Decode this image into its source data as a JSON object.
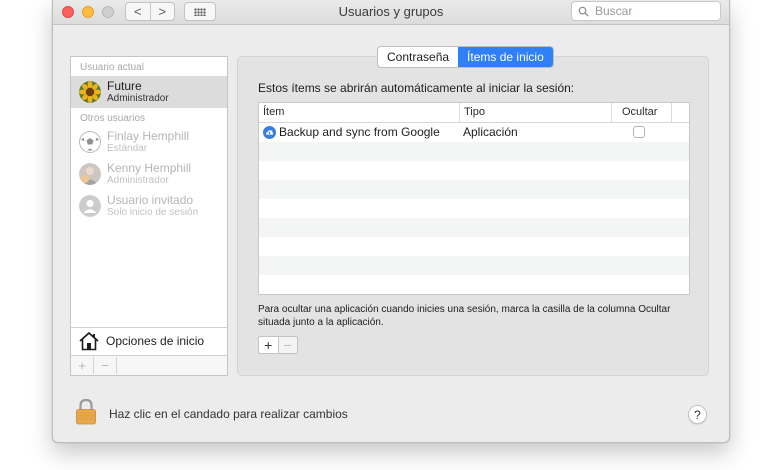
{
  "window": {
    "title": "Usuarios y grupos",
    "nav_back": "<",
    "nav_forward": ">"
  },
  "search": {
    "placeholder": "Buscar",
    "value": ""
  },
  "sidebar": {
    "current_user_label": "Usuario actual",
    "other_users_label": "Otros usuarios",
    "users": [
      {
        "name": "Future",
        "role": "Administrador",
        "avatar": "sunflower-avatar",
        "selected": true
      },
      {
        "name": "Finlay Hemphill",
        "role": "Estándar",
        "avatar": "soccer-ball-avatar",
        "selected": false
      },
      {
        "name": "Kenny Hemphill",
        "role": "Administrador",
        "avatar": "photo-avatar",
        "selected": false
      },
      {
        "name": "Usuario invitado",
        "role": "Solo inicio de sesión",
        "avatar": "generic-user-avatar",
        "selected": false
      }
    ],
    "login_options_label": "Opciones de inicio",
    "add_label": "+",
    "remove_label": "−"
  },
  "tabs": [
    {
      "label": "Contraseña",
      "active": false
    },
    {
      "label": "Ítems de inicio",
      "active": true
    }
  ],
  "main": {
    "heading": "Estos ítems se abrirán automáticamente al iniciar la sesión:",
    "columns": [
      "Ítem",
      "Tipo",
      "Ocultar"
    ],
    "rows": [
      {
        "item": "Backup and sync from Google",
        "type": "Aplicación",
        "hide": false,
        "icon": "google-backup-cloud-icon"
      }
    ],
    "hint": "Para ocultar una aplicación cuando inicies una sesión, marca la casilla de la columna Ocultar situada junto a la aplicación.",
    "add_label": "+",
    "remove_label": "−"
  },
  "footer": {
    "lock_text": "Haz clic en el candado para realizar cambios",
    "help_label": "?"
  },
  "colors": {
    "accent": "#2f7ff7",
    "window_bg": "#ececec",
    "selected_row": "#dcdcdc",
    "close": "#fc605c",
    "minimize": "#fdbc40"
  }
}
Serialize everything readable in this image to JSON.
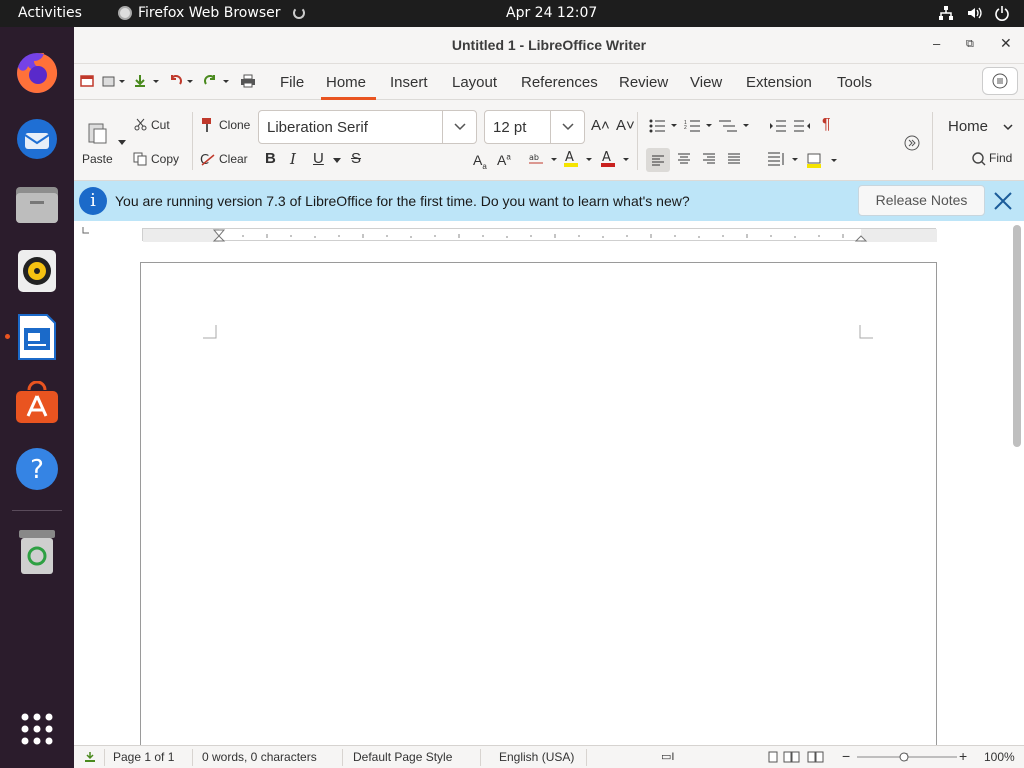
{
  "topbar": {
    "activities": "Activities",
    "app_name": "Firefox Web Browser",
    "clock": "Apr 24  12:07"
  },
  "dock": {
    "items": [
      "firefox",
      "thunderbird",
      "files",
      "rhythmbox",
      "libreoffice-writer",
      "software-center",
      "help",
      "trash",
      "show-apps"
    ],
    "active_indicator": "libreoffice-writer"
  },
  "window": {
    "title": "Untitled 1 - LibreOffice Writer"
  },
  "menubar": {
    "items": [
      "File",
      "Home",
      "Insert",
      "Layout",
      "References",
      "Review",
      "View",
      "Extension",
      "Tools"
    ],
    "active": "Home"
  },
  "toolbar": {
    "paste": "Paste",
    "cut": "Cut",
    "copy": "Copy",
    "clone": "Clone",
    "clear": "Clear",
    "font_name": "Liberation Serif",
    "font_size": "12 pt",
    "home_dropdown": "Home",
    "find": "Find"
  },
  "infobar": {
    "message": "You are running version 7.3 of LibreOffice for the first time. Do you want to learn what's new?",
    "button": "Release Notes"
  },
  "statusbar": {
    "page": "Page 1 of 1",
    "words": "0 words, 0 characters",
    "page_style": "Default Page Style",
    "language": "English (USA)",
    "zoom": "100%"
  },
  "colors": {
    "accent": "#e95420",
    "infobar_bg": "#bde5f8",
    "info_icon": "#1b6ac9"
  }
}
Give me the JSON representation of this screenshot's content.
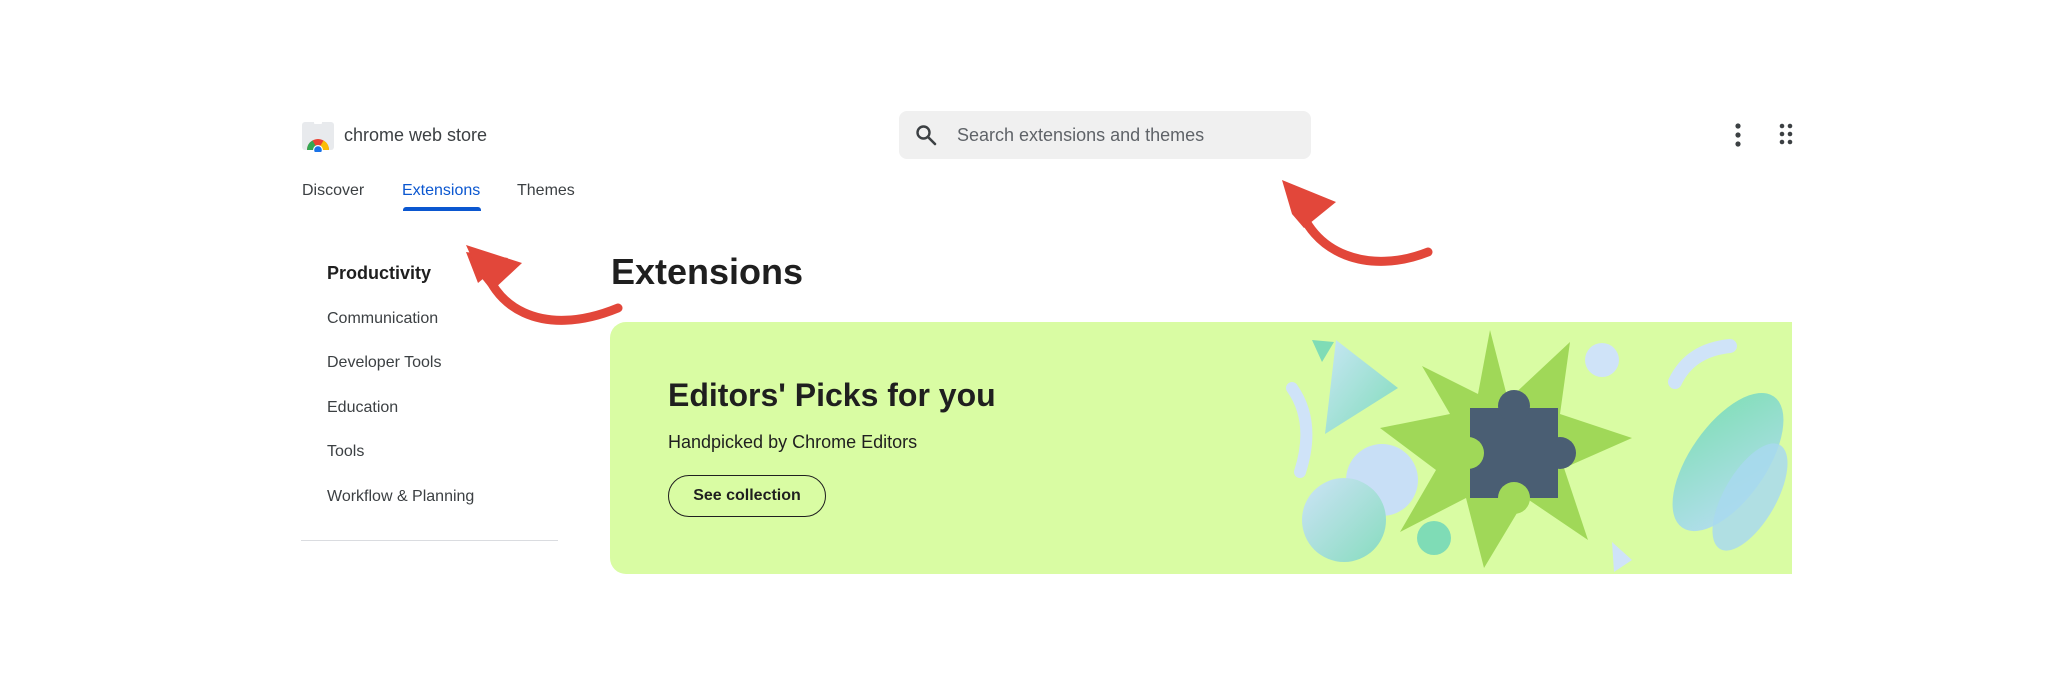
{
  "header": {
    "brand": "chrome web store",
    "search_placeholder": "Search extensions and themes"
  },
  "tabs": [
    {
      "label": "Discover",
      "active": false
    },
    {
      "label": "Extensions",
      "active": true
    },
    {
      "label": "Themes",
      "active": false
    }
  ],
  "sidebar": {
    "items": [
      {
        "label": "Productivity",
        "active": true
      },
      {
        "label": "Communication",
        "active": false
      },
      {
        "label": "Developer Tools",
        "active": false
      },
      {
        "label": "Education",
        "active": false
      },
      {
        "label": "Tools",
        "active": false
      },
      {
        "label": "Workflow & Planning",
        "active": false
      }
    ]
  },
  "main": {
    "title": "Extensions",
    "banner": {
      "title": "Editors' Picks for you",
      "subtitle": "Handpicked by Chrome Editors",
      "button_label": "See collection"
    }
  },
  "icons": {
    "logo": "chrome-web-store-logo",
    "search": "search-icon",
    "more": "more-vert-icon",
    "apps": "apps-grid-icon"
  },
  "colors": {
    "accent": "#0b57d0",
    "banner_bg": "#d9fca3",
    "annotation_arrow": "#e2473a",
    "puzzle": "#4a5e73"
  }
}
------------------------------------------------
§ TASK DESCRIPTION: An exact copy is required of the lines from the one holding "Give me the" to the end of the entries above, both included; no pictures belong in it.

§ RESPONSE AREA:
Give me the JSON representation of this screenshot's content.
{
  "header": {
    "brand": "chrome web store",
    "search_placeholder": "Search extensions and themes"
  },
  "tabs": [
    {
      "label": "Discover",
      "active": false
    },
    {
      "label": "Extensions",
      "active": true
    },
    {
      "label": "Themes",
      "active": false
    }
  ],
  "sidebar": {
    "items": [
      {
        "label": "Productivity",
        "active": true
      },
      {
        "label": "Communication",
        "active": false
      },
      {
        "label": "Developer Tools",
        "active": false
      },
      {
        "label": "Education",
        "active": false
      },
      {
        "label": "Tools",
        "active": false
      },
      {
        "label": "Workflow & Planning",
        "active": false
      }
    ]
  },
  "main": {
    "title": "Extensions",
    "banner": {
      "title": "Editors' Picks for you",
      "subtitle": "Handpicked by Chrome Editors",
      "button_label": "See collection"
    }
  },
  "icons": {
    "logo": "chrome-web-store-logo",
    "search": "search-icon",
    "more": "more-vert-icon",
    "apps": "apps-grid-icon"
  },
  "colors": {
    "accent": "#0b57d0",
    "banner_bg": "#d9fca3",
    "annotation_arrow": "#e2473a",
    "puzzle": "#4a5e73"
  }
}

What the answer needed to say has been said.